**Supplied records**

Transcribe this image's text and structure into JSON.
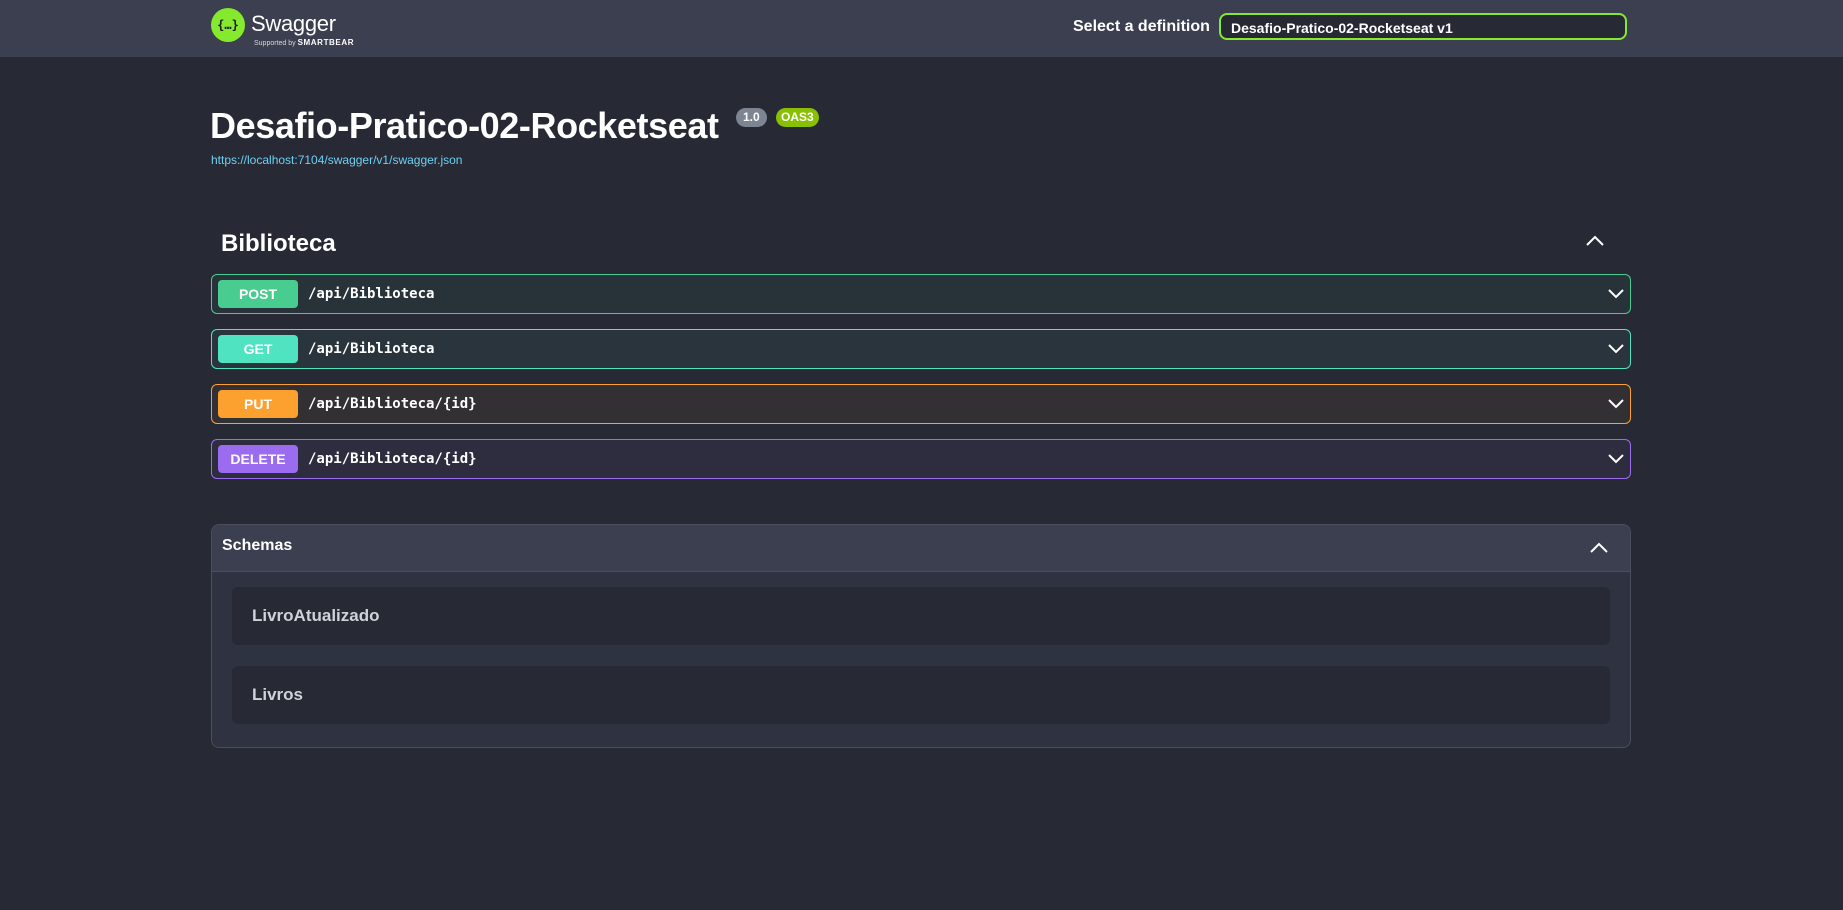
{
  "topbar": {
    "logo_icon": "{…}",
    "logo_name": "Swagger",
    "logo_sub_prefix": "Supported by",
    "logo_sub_brand": "SMARTBEAR",
    "select_label": "Select a definition",
    "select_value": "Desafio-Pratico-02-Rocketseat v1"
  },
  "info": {
    "title": "Desafio-Pratico-02-Rocketseat",
    "version": "1.0",
    "oas_badge": "OAS3",
    "spec_url": "https://localhost:7104/swagger/v1/swagger.json"
  },
  "tag": {
    "name": "Biblioteca",
    "operations": [
      {
        "method": "POST",
        "path": "/api/Biblioteca",
        "color": "#49cc90"
      },
      {
        "method": "GET",
        "path": "/api/Biblioteca",
        "color": "#50e3c2"
      },
      {
        "method": "PUT",
        "path": "/api/Biblioteca/{id}",
        "color": "#fca130"
      },
      {
        "method": "DELETE",
        "path": "/api/Biblioteca/{id}",
        "color": "#9b6cf0"
      }
    ]
  },
  "schemas": {
    "title": "Schemas",
    "models": [
      "LivroAtualizado",
      "Livros"
    ]
  },
  "colors": {
    "accent": "#85ea2d",
    "background": "#272a35",
    "topbar": "#3b3f4f"
  }
}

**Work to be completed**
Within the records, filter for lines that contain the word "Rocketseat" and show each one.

**Worked solution**
    "select_value": "Desafio-Pratico-02-Rocketseat v1"
    "title": "Desafio-Pratico-02-Rocketseat",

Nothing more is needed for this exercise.